Stored records

* * * * * * *

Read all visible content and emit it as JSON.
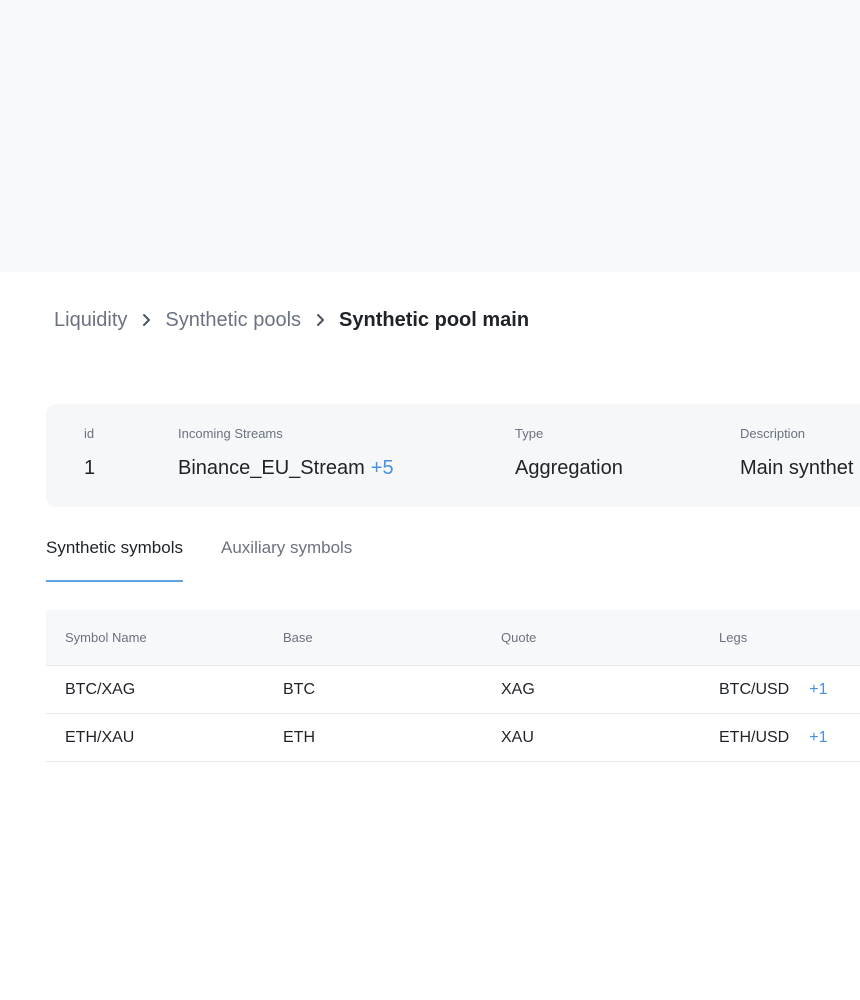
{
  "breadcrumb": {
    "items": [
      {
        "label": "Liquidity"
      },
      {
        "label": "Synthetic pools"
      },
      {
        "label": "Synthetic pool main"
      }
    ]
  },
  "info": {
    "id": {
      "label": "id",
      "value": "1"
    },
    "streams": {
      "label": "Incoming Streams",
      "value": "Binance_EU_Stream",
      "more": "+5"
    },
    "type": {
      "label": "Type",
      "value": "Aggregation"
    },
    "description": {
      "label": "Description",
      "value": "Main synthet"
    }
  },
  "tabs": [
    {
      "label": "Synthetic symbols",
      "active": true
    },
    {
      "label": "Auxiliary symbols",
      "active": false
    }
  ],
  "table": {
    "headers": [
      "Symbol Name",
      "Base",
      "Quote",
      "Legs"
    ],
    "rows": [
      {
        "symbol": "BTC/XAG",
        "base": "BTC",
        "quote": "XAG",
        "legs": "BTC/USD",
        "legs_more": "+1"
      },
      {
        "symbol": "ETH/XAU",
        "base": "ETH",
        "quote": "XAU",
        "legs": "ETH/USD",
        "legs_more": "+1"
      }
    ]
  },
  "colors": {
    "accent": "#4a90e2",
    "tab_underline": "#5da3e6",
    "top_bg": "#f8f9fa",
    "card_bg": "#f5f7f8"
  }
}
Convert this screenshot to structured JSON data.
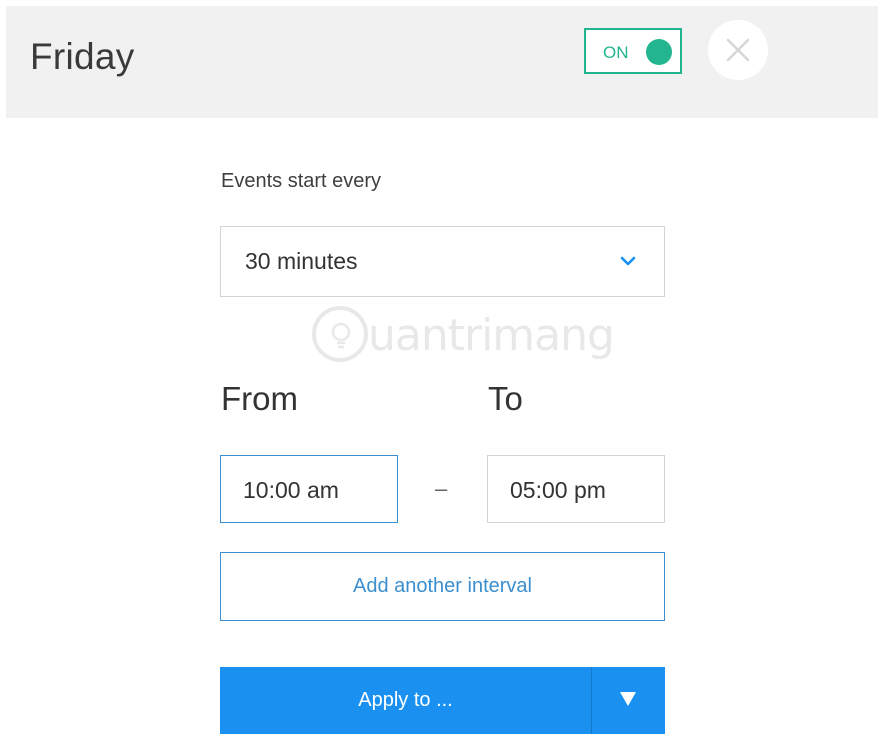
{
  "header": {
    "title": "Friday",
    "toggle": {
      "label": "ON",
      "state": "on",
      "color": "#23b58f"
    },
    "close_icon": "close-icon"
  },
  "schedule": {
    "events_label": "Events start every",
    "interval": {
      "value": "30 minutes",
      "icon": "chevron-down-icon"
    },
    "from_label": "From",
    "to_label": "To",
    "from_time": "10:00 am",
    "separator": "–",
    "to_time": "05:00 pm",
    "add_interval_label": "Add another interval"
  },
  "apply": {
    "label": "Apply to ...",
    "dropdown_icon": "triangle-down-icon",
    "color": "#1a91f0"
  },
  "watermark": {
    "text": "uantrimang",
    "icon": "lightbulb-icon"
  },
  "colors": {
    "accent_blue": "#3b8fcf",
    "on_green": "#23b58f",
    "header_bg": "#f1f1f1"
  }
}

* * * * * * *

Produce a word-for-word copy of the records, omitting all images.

[TASK SOLUTION]:
Read all visible content and emit it as JSON.
{
  "breadcrumb": {
    "items": [
      {
        "label": "Liquidity"
      },
      {
        "label": "Synthetic pools"
      },
      {
        "label": "Synthetic pool main"
      }
    ]
  },
  "info": {
    "id": {
      "label": "id",
      "value": "1"
    },
    "streams": {
      "label": "Incoming Streams",
      "value": "Binance_EU_Stream",
      "more": "+5"
    },
    "type": {
      "label": "Type",
      "value": "Aggregation"
    },
    "description": {
      "label": "Description",
      "value": "Main synthet"
    }
  },
  "tabs": [
    {
      "label": "Synthetic symbols",
      "active": true
    },
    {
      "label": "Auxiliary symbols",
      "active": false
    }
  ],
  "table": {
    "headers": [
      "Symbol Name",
      "Base",
      "Quote",
      "Legs"
    ],
    "rows": [
      {
        "symbol": "BTC/XAG",
        "base": "BTC",
        "quote": "XAG",
        "legs": "BTC/USD",
        "legs_more": "+1"
      },
      {
        "symbol": "ETH/XAU",
        "base": "ETH",
        "quote": "XAU",
        "legs": "ETH/USD",
        "legs_more": "+1"
      }
    ]
  },
  "colors": {
    "accent": "#4a90e2",
    "tab_underline": "#5da3e6",
    "top_bg": "#f8f9fa",
    "card_bg": "#f5f7f8"
  }
}
Convert this screenshot to structured JSON data.
{
  "header": {
    "title": "Friday",
    "toggle": {
      "label": "ON",
      "state": "on",
      "color": "#23b58f"
    },
    "close_icon": "close-icon"
  },
  "schedule": {
    "events_label": "Events start every",
    "interval": {
      "value": "30 minutes",
      "icon": "chevron-down-icon"
    },
    "from_label": "From",
    "to_label": "To",
    "from_time": "10:00 am",
    "separator": "–",
    "to_time": "05:00 pm",
    "add_interval_label": "Add another interval"
  },
  "apply": {
    "label": "Apply to ...",
    "dropdown_icon": "triangle-down-icon",
    "color": "#1a91f0"
  },
  "watermark": {
    "text": "uantrimang",
    "icon": "lightbulb-icon"
  },
  "colors": {
    "accent_blue": "#3b8fcf",
    "on_green": "#23b58f",
    "header_bg": "#f1f1f1"
  }
}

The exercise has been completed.